We will not cover building shared dynamic libraries in the lecture below but if interested check out the tutorial that provides a nice set of simple examples.
Your crawler code is probably factored into two components, namely crawler and util, for which the
former contains the main control logic of the crawler and the latter is more of a general purpose toolbox
that you utilize in your crawler and in other components of your Tiny Search Engine. So, would it be
cool if you can make your util into a C library and just link to it when you need to use
functions from it, instead of having to copy over all the util C files as you work on different
components of your search engine?
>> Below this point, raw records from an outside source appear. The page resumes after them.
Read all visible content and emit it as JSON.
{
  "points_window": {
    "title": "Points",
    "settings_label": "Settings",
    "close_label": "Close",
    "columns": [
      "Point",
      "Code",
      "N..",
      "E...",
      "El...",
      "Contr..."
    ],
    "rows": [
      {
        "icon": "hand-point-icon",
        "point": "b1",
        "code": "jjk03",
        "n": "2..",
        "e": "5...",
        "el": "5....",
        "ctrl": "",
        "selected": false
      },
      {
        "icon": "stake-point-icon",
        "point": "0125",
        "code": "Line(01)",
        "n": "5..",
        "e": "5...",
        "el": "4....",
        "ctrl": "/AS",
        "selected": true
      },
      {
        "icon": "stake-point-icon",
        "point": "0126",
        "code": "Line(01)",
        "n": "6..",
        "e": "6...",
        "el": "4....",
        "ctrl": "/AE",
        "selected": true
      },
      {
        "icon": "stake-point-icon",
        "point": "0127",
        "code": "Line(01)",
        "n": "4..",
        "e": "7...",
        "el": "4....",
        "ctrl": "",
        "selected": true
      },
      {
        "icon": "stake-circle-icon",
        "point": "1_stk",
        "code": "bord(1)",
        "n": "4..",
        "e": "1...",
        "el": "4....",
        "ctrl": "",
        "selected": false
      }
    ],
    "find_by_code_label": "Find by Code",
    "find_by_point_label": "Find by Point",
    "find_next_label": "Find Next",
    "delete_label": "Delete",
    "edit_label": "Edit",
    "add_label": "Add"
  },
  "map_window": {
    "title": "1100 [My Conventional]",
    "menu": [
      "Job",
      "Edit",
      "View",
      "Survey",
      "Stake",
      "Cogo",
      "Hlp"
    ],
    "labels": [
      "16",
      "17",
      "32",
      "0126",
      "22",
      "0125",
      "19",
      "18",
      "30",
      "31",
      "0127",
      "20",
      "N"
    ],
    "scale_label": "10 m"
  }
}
This short tutorial is going to show you just how to do
We will be using the crawler sample solution code as our example to walkthrough how to build its util
into a static C library and how to link to it to create the crawler binary executable.
The crawler code is divided into two directories: crawler and util, we want to build the util into a C library.
Navigate into util directory and compile all the .c source files into .o object files by supplying the -c flag:
$ gcc -Wall -c *.c
You should see a number of .o object files created corresponding to the .c source files.
Next, we issue:
which takes all the .o object files generated from previous step and packages them into a single .a static
library file, named lib[xxxxx].a. In our case, since we are making the util library for the tiny search
engine (tse), we named it libtseutil.a. Notice, that the name must start with lib and
end with the .a extension. (ar is the Linux archiver utility, man it to learn about it and its
The ar command does the heavy lifting and – creates and maintains library archives – take a look at the
man pages to determine the detail meaning of the flags; in brief:
-c Whenever an archive is created, an informational message to that effect is written to standard error.
If the -c option is specified, ar creates the archive silently.
-v Provide verbose output.
-q Quickly append the specified files to the archive. If the archive does not exist a new archive file is
We have successfully built our own C library file and we are ready to link it to build our crawler binary. But before that, we can also take an optional step to view what files our library contains.
You can do
$ ar -t libtseutil.a
to see what files this library includes. For example, following is the output, indicating the four .o files included in this library file.
Now we navigate to the crawler directory and build our executable binary. There are two ways of doing this; we can do
$ gcc -o crawler crawler.c list.c ../util/libtseutil.a
in which we directly specify the path to the the library file; or we can do
$ gcc -o crawler crawler.c list.c -L../util/ -ltseutil
in which we specify the directory path containing the library file with the -L flag and specify that we want
to link to our TinySearchEngine util library with the switch -ltseutil. Pay close attention to the spelling
of this switch and the name we gave to our library file: this switch is basically cooked up by just cutting
off the lib prefix and .a extension from the library name and sticking a -l before what’s
In lab6 we want you to create a static library as above and link it into the three main components if needed. The following steps serve to outline a general approach to do this:
where UTILLIB might point to the name of the static library, UTIL[HC] the header and source files in your util directory. You don’t have to worry about cd back into your component directory from util directory because every single line in Makefile runs in a separate process.
An example snippet of the Makefile for crawler could be as follows:
This is beyond a hint. You work it out.
NOTE: Once you have made a library you can not debug it even if the debug flags are set in the Makefile. For example, the symbols are not available for the functions in tseutil – so you can inspect data or set break points, etc. The best thing is to make sure your util code is debugged before creating libtseutil.a. Don’t create the library while you have bugs.
Note to lecturer: run example in l23/util. Then go to lab6/src/util and lab6/src/crawler and run and discuss the Makefile.